In Germany, titled "Heimweh" ("Homesickness") and performed by Freddy Quinn and with lyrics by Ernst Bader and Dieter Rasch, the song was 14 weeks at number one, the most successful song of 1956.[11] Worldwide it sold more than eight million, thus exceeding sales of the Dean Martin version.[12]

In 1994 the song featured in TV advert for Bisto gravy powder. It has also been featured in many other adverts down through the years.

Deana Martin, Dean Martin's daughter, recorded "Memories Are Made Of This" in 2006, releasing it on her debut album Memories Are Made of This (Big Fish Records).

Other notable recordings[edit]

German versions:

Hungarian version

  • Ilona Hollós, 1957
  • Bojtorján 1984

See also[edit]

References[edit]

  1. ^ Rice, Jo (1982). The Guinness Book of 500 Number One Hits (1st ed.). Enfield, Middlesex: Guinness Superlatives Ltd. p. 23. ISBN 0-85112-250-7. 
  2. ^ "Memories Are Made Of This". Bigfm.de. Retrieved 2015-11-05. 
  3. ^ "The Top 100", Billboard, February 4, 1956. p. 40. Accessed September 21, 2016.
  4. ^ a b Bronson, Fred (2003). The Billboard Book of Number One Hits. Billboard Books. p. 6. Accessed September 21, 2016.
  5. ^ Whitburn, Joel (1987). The Billboard Book of Top 40 Hits. Billboard Publications, Inc. p. 195.
  6. ^ Dean Martin - Full Official Chart History, Official Charts Company.

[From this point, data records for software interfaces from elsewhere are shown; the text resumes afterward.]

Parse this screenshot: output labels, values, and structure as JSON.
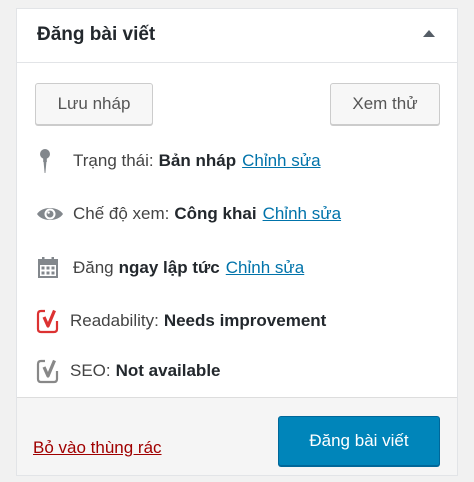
{
  "panel": {
    "title": "Đăng bài viết"
  },
  "actions": {
    "save_draft_label": "Lưu nháp",
    "preview_label": "Xem thử"
  },
  "status": {
    "label": "Trạng thái:",
    "value": "Bản nháp",
    "edit_label": "Chỉnh sửa"
  },
  "visibility": {
    "label": "Chế độ xem:",
    "value": "Công khai",
    "edit_label": "Chỉnh sửa"
  },
  "schedule": {
    "label": "Đăng",
    "value": "ngay lập tức",
    "edit_label": "Chỉnh sửa"
  },
  "readability": {
    "label": "Readability:",
    "value": "Needs improvement",
    "icon": "yoast-icon",
    "color": "#dc3232"
  },
  "seo": {
    "label": "SEO:",
    "value": "Not available",
    "icon": "yoast-icon",
    "color": "#888888"
  },
  "footer": {
    "trash_label": "Bỏ vào thùng rác",
    "publish_label": "Đăng bài viết"
  },
  "colors": {
    "link": "#0073aa",
    "trash": "#a00000",
    "publish_bg": "#0085ba"
  }
}
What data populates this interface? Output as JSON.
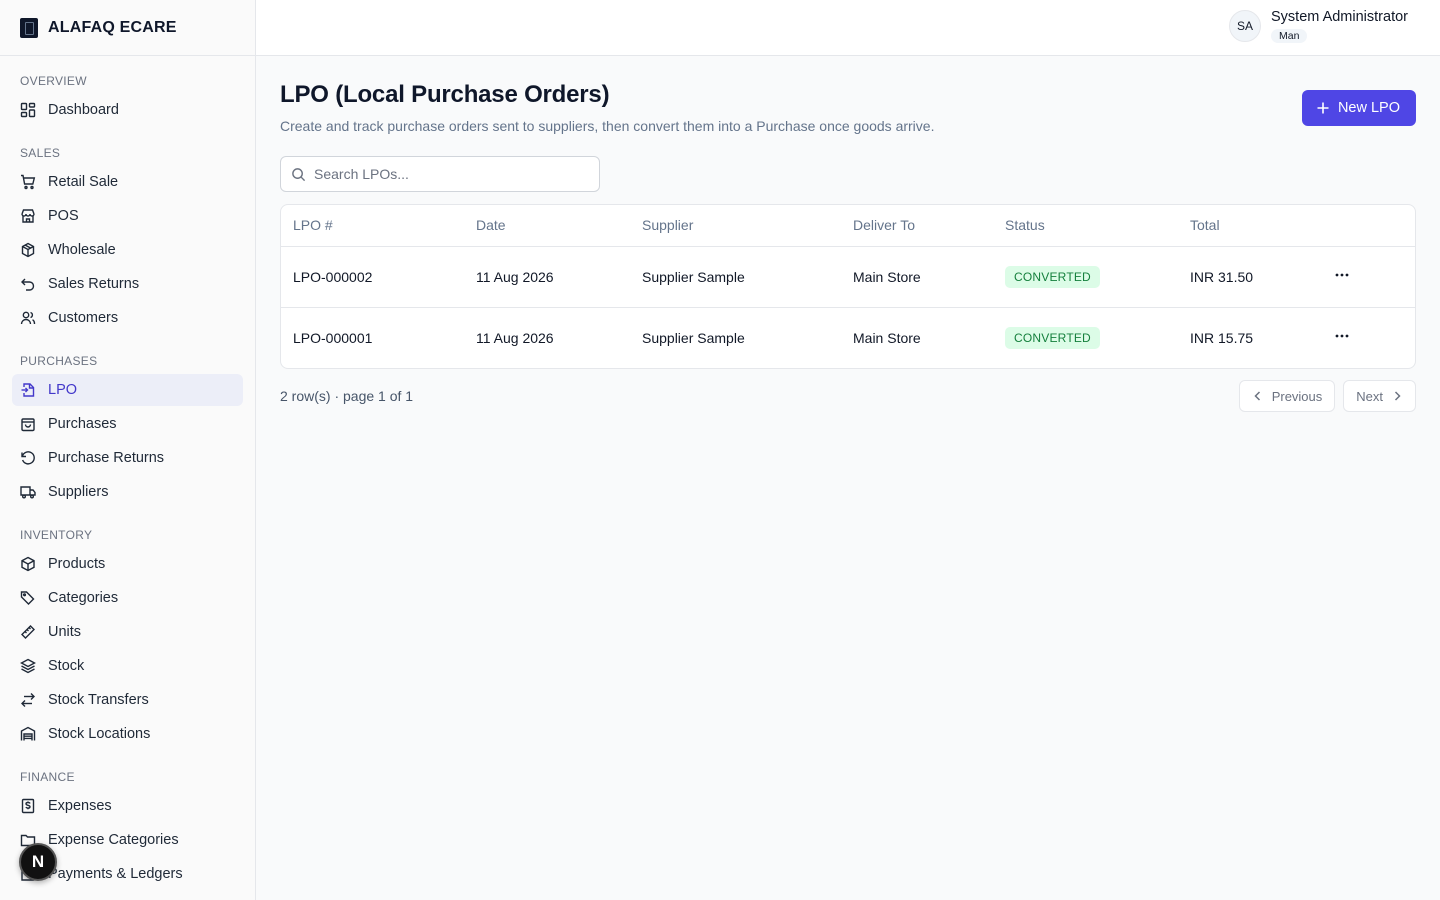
{
  "app": {
    "brand": "ALAFAQ ECARE",
    "floating_badge": "N"
  },
  "sidebar": {
    "sections": [
      {
        "title": "OVERVIEW",
        "items": [
          {
            "label": "Dashboard",
            "icon": "dashboard-icon"
          }
        ]
      },
      {
        "title": "SALES",
        "items": [
          {
            "label": "Retail Sale",
            "icon": "cart-icon"
          },
          {
            "label": "POS",
            "icon": "store-icon"
          },
          {
            "label": "Wholesale",
            "icon": "boxes-icon"
          },
          {
            "label": "Sales Returns",
            "icon": "undo-icon"
          },
          {
            "label": "Customers",
            "icon": "users-icon"
          }
        ]
      },
      {
        "title": "PURCHASES",
        "items": [
          {
            "label": "LPO",
            "icon": "file-import-icon",
            "active": true
          },
          {
            "label": "Purchases",
            "icon": "shopping-bag-icon"
          },
          {
            "label": "Purchase Returns",
            "icon": "rotate-ccw-icon"
          },
          {
            "label": "Suppliers",
            "icon": "truck-icon"
          }
        ]
      },
      {
        "title": "INVENTORY",
        "items": [
          {
            "label": "Products",
            "icon": "package-icon"
          },
          {
            "label": "Categories",
            "icon": "tags-icon"
          },
          {
            "label": "Units",
            "icon": "ruler-icon"
          },
          {
            "label": "Stock",
            "icon": "layers-icon"
          },
          {
            "label": "Stock Transfers",
            "icon": "arrows-left-right-icon"
          },
          {
            "label": "Stock Locations",
            "icon": "warehouse-icon"
          }
        ]
      },
      {
        "title": "FINANCE",
        "items": [
          {
            "label": "Expenses",
            "icon": "receipt-dollar-icon"
          },
          {
            "label": "Expense Categories",
            "icon": "folder-icon"
          },
          {
            "label": "Payments & Ledgers",
            "icon": "wallet-icon"
          }
        ]
      }
    ]
  },
  "header": {
    "avatar_initials": "SA",
    "user_name": "System Administrator",
    "user_role": "Man"
  },
  "page": {
    "title": "LPO (Local Purchase Orders)",
    "subtitle": "Create and track purchase orders sent to suppliers, then convert them into a Purchase once goods arrive.",
    "new_button": "New LPO",
    "search_placeholder": "Search LPOs..."
  },
  "table": {
    "columns": [
      "LPO #",
      "Date",
      "Supplier",
      "Deliver To",
      "Status",
      "Total"
    ],
    "rows": [
      {
        "lpo": "LPO-000002",
        "date": "11 Aug 2026",
        "supplier": "Supplier Sample",
        "deliver_to": "Main Store",
        "status": "CONVERTED",
        "total": "INR 31.50"
      },
      {
        "lpo": "LPO-000001",
        "date": "11 Aug 2026",
        "supplier": "Supplier Sample",
        "deliver_to": "Main Store",
        "status": "CONVERTED",
        "total": "INR 15.75"
      }
    ]
  },
  "pagination": {
    "info": "2 row(s) · page 1 of 1",
    "previous": "Previous",
    "next": "Next"
  },
  "colors": {
    "accent": "#4f46e5",
    "active_bg": "#eceef8",
    "status_green": "#15803d",
    "status_green_bg": "#dcfce7"
  }
}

Accessed September 21, 2016.
  7. ^ Roberts, David (2006). British Hit Singles & Albums (19th ed.). London: Guinness World Records Limited. pp. 55–6. ISBN 1-904994-10-5. 
  8. ^ Dean Martin - Memories Are Made of This, Dutch Charts. Accessed September 21, 2016.
  9. ^ Dean Martin - Memories Are Made of This, Ultratop. Accessed September 21, 2016.
  10. ^ Whitburn, Joel (1987). The Billboard Book of Top 40 Hits. Billboard Publications, Inc. p. 292.
  11. ^ "Charts-Surfer: Musik Nr.1-Hits". Charts-surfer.de. Retrieved 2014-04-03. 
  12. ^ Catherine C. Fraser/Dirk O. Hoffmann: Pop Culture Germany: Media, Arts And Lifestile, 2006, p. 262

External links[edit]

Preceded by
"Sixteen Tons" by Tennessee Ernie
Billboard Top 100 number one single
(Dean Martin version)

January 14, 1956 (5 weeks)
Succeeded by
"The Great Pretender" by The Platters
Preceded by
"Sixteen Tons" by Tennessee Ernie
UK number one single
February 17, 1956 (4 weeks)
Succeeded by
"It's Almost Tomorrow" by The Dream Weavers